"Actually that day (of the photograph) was a little less stressful than the days leading up to it because we were told we were going to be able to go in (to the apartment) and get some stuff," said Langley, who waited out the storm in her bathtub.
Langley's building was marked with a spray-painted "X," meaning it was unsafe to spend much time in. She and her then-boyfriend, now husband, Justin, were escorted into their apartment by first responders, still on-duty days after the tornado, and given 10 minutes to fill their boxes.

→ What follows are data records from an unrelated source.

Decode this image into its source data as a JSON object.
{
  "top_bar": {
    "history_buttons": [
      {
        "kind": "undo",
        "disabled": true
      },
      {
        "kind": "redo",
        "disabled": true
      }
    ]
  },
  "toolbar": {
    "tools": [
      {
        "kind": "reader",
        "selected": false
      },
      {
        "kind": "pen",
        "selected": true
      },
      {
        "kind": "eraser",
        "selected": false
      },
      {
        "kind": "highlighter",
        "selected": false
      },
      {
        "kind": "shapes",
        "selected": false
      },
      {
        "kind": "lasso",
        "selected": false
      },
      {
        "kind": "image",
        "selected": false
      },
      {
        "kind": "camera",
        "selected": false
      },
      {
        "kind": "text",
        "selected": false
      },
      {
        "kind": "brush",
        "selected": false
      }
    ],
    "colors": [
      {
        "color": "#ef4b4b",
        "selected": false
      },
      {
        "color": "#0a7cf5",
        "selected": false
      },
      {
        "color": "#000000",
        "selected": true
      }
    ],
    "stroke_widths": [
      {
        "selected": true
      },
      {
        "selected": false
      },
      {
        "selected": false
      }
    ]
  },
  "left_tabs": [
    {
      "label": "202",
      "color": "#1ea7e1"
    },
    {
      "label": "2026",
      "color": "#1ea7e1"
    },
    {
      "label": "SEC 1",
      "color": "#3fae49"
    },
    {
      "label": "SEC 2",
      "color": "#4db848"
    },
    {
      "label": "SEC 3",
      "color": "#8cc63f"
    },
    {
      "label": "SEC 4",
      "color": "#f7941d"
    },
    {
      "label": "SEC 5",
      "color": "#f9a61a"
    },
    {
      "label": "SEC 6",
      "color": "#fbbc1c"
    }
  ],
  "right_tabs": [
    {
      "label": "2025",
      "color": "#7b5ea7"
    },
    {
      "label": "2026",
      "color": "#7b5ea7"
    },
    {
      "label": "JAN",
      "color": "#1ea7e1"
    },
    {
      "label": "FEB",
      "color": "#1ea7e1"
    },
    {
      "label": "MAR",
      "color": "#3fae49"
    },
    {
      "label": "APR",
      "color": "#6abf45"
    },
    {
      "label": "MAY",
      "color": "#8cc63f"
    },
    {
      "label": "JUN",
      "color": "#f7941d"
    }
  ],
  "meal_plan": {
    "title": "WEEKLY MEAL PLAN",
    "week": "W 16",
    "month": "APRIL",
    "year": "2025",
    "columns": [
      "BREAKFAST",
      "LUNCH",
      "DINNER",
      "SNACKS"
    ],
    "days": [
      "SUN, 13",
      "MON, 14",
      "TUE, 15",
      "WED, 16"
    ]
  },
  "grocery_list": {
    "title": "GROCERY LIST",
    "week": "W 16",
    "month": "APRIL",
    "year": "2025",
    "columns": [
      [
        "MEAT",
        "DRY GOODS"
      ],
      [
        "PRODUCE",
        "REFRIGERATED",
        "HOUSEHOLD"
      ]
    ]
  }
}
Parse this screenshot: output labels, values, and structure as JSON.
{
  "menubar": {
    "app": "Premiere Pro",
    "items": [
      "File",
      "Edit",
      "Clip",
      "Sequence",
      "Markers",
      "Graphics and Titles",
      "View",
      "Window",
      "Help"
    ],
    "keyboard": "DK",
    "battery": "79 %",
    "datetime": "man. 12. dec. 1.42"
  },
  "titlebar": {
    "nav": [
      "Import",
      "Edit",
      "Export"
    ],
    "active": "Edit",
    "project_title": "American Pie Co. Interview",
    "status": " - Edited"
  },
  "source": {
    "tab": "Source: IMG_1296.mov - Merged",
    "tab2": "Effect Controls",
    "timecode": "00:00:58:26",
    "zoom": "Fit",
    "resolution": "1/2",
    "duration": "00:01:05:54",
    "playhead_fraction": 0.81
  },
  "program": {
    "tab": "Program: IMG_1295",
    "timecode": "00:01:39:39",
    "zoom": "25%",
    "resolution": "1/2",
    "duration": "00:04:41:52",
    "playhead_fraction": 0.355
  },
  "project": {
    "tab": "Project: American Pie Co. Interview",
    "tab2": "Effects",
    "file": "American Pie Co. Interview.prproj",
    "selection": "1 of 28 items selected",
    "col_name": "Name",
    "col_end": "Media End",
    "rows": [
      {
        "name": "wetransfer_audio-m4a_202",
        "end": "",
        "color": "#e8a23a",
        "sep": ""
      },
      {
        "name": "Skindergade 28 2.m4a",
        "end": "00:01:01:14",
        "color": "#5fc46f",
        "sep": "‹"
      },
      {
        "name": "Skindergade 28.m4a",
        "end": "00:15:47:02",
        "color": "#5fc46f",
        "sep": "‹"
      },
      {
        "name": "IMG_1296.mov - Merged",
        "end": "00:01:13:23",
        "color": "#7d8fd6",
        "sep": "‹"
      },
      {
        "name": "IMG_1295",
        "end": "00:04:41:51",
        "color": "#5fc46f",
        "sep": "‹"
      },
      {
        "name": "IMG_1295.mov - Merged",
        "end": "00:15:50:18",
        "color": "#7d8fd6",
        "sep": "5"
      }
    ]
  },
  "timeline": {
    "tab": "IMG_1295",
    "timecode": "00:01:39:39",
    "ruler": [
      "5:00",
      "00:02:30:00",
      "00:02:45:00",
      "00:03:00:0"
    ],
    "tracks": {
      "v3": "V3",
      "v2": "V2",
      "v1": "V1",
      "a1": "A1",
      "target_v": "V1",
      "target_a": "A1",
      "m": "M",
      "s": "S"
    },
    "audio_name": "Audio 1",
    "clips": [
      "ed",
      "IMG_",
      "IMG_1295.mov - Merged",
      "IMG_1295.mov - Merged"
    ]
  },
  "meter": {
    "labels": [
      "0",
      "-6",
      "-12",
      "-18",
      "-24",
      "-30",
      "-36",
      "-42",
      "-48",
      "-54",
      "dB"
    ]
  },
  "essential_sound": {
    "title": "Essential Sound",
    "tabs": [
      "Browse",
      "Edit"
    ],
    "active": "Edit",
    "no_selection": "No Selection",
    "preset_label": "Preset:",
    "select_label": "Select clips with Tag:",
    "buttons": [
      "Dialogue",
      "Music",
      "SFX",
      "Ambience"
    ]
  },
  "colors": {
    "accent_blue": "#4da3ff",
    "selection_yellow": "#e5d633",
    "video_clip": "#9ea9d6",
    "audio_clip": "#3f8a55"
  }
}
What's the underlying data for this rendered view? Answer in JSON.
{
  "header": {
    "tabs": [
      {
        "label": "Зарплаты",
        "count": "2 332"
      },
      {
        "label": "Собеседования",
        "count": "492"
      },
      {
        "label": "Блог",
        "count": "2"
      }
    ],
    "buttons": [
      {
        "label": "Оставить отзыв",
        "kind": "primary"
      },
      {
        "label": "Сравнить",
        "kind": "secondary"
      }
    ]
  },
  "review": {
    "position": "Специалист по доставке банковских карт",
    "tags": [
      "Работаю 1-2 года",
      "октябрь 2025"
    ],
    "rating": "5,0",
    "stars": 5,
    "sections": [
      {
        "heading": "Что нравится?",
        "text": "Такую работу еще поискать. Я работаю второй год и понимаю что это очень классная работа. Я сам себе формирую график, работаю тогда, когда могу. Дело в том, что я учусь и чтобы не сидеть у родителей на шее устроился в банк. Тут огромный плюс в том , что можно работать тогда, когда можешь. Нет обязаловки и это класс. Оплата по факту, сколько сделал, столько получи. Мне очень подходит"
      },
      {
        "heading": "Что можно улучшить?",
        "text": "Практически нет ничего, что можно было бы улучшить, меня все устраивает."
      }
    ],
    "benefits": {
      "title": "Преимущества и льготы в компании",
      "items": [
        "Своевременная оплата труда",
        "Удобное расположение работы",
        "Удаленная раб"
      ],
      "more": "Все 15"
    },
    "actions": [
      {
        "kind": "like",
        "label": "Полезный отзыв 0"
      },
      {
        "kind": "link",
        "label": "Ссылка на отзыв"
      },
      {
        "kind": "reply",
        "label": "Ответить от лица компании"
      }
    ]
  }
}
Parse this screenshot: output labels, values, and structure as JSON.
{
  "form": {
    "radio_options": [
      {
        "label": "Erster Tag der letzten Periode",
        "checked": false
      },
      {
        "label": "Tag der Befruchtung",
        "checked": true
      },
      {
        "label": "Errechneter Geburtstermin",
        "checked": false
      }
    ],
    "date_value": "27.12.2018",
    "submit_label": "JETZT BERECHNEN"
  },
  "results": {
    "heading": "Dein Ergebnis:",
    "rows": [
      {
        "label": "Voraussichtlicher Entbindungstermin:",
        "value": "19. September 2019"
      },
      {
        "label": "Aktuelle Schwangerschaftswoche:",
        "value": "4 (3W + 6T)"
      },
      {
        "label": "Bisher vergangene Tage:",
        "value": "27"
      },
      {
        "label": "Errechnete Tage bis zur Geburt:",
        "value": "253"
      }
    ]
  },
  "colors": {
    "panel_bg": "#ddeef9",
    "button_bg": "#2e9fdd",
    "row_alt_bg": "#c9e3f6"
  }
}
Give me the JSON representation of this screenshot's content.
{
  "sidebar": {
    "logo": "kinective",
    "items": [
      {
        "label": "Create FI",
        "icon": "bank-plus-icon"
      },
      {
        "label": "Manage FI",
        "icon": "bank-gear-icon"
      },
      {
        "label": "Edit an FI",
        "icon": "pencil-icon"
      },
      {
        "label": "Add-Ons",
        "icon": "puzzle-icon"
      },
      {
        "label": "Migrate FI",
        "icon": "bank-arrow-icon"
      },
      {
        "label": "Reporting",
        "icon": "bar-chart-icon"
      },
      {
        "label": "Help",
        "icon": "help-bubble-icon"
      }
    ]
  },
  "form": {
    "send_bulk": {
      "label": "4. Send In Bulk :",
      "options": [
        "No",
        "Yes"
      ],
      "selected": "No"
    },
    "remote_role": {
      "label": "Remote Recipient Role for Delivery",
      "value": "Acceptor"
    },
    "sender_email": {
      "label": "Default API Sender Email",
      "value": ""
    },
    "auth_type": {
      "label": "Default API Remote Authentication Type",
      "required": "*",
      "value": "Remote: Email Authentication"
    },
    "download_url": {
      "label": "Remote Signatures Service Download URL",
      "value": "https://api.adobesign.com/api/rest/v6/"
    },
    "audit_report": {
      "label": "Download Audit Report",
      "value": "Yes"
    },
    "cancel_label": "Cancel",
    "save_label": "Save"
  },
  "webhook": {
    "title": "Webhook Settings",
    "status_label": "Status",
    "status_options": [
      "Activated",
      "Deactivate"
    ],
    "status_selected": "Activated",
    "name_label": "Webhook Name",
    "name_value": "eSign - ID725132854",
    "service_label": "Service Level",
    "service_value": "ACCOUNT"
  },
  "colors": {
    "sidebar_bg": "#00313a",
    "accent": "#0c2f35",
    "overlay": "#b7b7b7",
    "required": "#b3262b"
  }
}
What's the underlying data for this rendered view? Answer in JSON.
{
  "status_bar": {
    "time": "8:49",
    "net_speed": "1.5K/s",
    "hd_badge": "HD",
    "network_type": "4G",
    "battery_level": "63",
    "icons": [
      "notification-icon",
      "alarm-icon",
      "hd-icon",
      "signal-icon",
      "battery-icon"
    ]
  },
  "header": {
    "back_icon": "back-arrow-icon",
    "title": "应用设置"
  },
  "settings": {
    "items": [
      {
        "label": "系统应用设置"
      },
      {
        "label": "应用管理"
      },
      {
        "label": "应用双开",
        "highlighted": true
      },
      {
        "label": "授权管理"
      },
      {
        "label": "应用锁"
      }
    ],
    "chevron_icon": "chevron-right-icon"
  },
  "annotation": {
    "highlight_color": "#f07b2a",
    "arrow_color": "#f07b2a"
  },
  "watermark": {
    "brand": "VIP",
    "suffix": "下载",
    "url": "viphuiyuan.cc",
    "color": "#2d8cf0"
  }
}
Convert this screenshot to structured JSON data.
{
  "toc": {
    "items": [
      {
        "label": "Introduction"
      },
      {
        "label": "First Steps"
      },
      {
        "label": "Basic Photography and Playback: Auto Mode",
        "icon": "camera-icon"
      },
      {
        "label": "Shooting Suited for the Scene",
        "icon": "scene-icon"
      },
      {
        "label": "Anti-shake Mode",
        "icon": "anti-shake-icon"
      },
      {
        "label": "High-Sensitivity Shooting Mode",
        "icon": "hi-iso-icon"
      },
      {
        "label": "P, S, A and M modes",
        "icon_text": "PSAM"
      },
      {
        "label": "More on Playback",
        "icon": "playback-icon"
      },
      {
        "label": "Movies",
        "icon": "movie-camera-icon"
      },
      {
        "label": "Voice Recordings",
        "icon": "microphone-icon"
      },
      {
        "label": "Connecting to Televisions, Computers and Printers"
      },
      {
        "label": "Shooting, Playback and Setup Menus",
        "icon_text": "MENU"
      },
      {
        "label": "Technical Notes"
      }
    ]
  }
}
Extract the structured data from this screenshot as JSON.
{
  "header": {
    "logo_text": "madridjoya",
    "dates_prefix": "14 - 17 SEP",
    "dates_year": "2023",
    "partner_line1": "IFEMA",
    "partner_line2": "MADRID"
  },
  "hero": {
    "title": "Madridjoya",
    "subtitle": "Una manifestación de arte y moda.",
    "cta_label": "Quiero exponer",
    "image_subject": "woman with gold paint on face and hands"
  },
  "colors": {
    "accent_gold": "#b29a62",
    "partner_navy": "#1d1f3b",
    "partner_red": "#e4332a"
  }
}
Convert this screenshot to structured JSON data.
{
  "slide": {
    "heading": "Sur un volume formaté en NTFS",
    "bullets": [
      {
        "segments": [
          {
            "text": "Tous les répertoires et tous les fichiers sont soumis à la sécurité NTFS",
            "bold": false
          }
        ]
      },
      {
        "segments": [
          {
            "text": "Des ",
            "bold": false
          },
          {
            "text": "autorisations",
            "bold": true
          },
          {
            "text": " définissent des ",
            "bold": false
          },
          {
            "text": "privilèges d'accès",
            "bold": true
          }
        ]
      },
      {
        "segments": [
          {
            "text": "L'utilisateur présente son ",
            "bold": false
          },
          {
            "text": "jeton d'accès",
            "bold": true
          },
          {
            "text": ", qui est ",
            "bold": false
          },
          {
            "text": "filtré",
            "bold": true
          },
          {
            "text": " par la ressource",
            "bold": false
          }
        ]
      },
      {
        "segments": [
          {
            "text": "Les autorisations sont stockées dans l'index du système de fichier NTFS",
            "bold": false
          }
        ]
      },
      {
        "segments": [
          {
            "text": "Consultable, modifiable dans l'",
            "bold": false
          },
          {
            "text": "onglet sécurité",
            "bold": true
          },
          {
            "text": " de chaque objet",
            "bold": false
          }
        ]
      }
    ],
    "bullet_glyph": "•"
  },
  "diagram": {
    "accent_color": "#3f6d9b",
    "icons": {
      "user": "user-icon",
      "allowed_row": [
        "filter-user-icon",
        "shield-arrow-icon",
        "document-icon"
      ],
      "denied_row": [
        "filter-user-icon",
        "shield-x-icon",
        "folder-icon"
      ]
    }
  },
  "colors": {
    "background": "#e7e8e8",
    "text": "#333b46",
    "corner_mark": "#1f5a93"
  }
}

"We were able to walk through the sliding glass doors into the apartment, but the stairs inside the entrance to the building had collapsed," Langley said. "There was water coming in from the ceiling and most everything was wet and there was glass everywhere. We were happy that we had stuff we could collect, but I remember standing in there thinking, 'Wow, this really did happen.'"
The Langleys, who were somehow responsible enough at age 23 to have renter's insurance and a microchip of contact information embedded in their pet cat, Ninja, spent time with her parents then bought a house in Sunnyland, where they still live.
"We got a $3,000 check from our insurance company right away and were able to get started getting back on track," Langley said. "We were luckier than a lot of people."
The group of about 50 apartment dwellers were linked that day by the click of whatever modern technology replaced the shutter in a digital camera. A group of men in brown Carhartt winter coats who came to help a co-worker gather what they could are scattered in the frame. The maintenance manager and his wife stand in the foreground of the photo holding blue "We Recycle" tubs. It's hoodies-up and cinched, gloves on and grim expressions set. There is a glimpse of green grass beyond the curb. The leafless trees in the background are a darker gray than the sky. It looks cold.
"Hundreds of people in the apartment complex were displaced that day," Magner said recently, recalling the day the photograph was taken. "I say all the time to people to don't think it can't happen to them. My home was hit by a tornado, but we lived to tell the story."
Scott Hilyard can be reached at 686-3244 or by email at firstname.lastname@example.org. Follow @scotthilyard on Twitter.